[STUDY MATERIAL]
· · · ·

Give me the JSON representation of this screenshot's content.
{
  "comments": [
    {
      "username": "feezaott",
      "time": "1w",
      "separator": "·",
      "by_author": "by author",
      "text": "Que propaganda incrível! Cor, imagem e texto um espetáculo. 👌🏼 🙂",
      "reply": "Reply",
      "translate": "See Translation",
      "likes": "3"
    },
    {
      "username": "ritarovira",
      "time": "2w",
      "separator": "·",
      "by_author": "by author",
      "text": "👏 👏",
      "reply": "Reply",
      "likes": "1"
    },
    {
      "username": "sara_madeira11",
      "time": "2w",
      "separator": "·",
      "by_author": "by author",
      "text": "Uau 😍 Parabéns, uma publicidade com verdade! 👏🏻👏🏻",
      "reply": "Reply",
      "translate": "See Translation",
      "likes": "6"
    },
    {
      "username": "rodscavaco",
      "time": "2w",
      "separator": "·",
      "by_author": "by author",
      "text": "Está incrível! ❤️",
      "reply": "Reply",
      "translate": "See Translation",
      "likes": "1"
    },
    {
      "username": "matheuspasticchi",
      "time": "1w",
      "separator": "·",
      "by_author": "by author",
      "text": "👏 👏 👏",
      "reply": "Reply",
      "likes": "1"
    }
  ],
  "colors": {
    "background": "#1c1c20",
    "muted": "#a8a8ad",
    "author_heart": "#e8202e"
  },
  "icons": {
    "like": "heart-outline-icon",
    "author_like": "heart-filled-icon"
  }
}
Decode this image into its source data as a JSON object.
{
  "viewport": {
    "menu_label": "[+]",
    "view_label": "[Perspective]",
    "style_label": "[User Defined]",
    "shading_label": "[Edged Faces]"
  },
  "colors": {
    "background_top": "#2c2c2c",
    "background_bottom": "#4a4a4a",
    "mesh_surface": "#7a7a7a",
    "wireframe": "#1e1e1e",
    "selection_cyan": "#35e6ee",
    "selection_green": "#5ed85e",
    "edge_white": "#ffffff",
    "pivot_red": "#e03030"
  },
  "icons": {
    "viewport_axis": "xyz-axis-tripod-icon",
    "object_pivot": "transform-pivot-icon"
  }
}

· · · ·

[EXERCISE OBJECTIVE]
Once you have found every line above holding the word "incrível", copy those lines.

[RESPONSE AREA]
      "text": "Que propaganda incrível! Cor, imagem e texto um espetáculo. 👌🏼 🙂",
      "text": "Está incrível! ❤️",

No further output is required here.